In brief: Catastrophic is a card game (1) designed to support joyful learning in the biosciences, (2) aimed at students 16+ to undergraduate level, but (3) awesome fun for all ages to play!


Catastrophic is designed to help players make connections across large spatial and temporal scales in biology. Plant and Animal Trait cards (e.g. thick waxy cuticles and evaporative heat loss) help Species to withstand environmental Conditions that they must face in an onslaught of Events such as global warming, drought and habitat fragmentation. Interaction cards help players to support their community of Species through reproduction (by using the pollination card, or perhaps cross-breeding), protection (e.g. with the Doomsday Vault), collaboration (e.g. reciprocal altruism and obligate mutualism) or stab other players in the back with cheating, brood parasitism, predator ecesis and more.

A (not very) Catastrophic Story

Catastrophic arose from a desire to support the length and breadth of a large module in Stage 1 Biology at the University of York, and to stimulate discussion, engagement and excitement about course content without adding more formal teaching or assessment.

Catastrophic has been developed through a collaboration led by Dr Pen Holland (Biology) with Dr Kerry Knox (Education) and Dr Ben Kirman (Theatre, Film and Television) at the University of York. Much of the credit for version 1.0 goes to a team of five undergraduate summer students working with the Biology Teaching and Learning Exchange (BTLE) and the Digital Creativity Labs (DC Labs).

Each card includes some flavour text, to elaborate on a biological fact. But learning is reinforced through the game mechanics, rather than just information on the cards. Tough skin? Any Animal species with that Trait is able to withstand parasite invasion. Shallow root systems? Plant species with this Trait are well adapted to cold conditions, so are better able to cope when the Ice Age Event card turns up. Continental Drift? Continents move relative to each other, exposing species to new conditions and resources. Players' hands are passed to the left, exposing everyone to new conditions and resources.

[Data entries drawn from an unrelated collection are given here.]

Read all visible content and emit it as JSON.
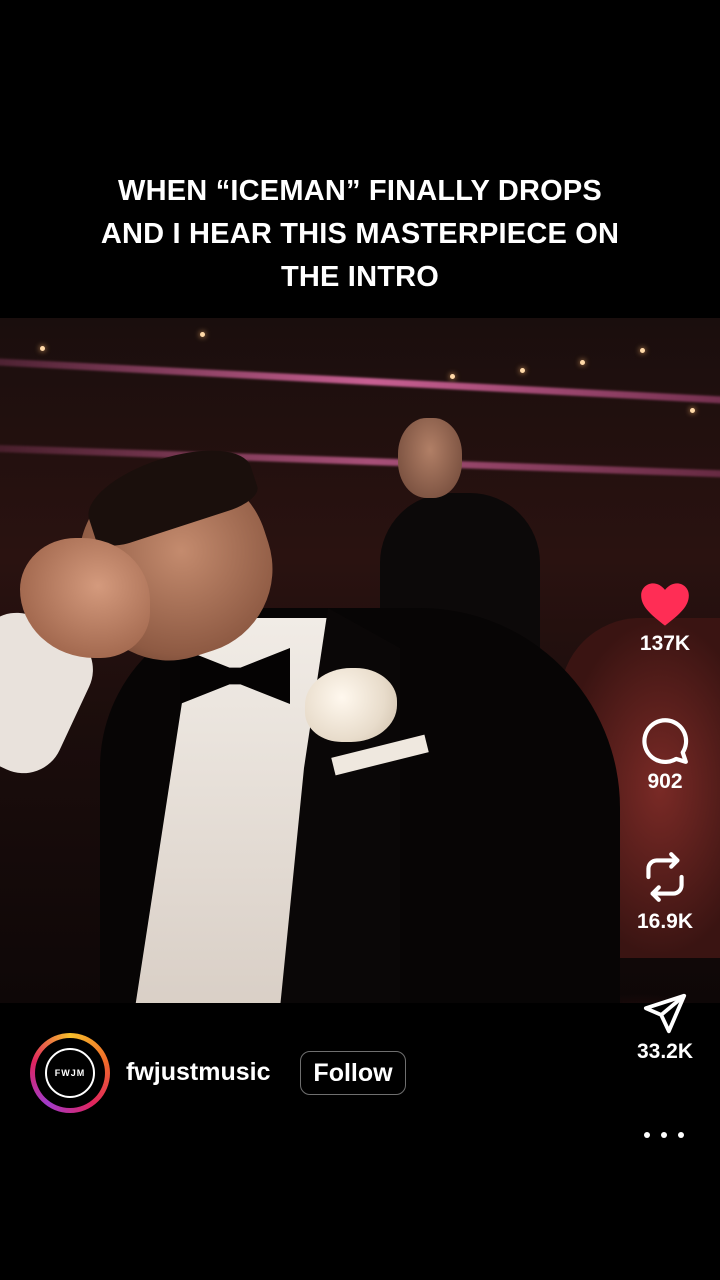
{
  "caption": {
    "line1": "WHEN “ICEMAN” FINALLY DROPS",
    "line2": "AND I HEAR THIS MASTERPIECE ON",
    "line3": "THE INTRO"
  },
  "actions": {
    "like": {
      "icon": "heart-filled-icon",
      "count": "137K",
      "color": "#ff2d55"
    },
    "comment": {
      "icon": "comment-bubble-icon",
      "count": "902"
    },
    "repost": {
      "icon": "repost-icon",
      "count": "16.9K"
    },
    "share": {
      "icon": "send-icon",
      "count": "33.2K"
    },
    "more": {
      "icon": "more-dots-icon"
    }
  },
  "author": {
    "username": "fwjustmusic",
    "avatar_text": "FWJM",
    "follow_label": "Follow"
  },
  "colors": {
    "background": "#000000",
    "text": "#ffffff",
    "like": "#ff2d55"
  }
}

Throughout the pilot year (2018-19) we will be evaluating uptake, engagement and learning gains for Biology undergraduates at York. In the meantime, we want you to play Catastrophic too - you can download the cards and play for education or for fun. Please let us know how you're using it by getting in touch, through this website or via social media.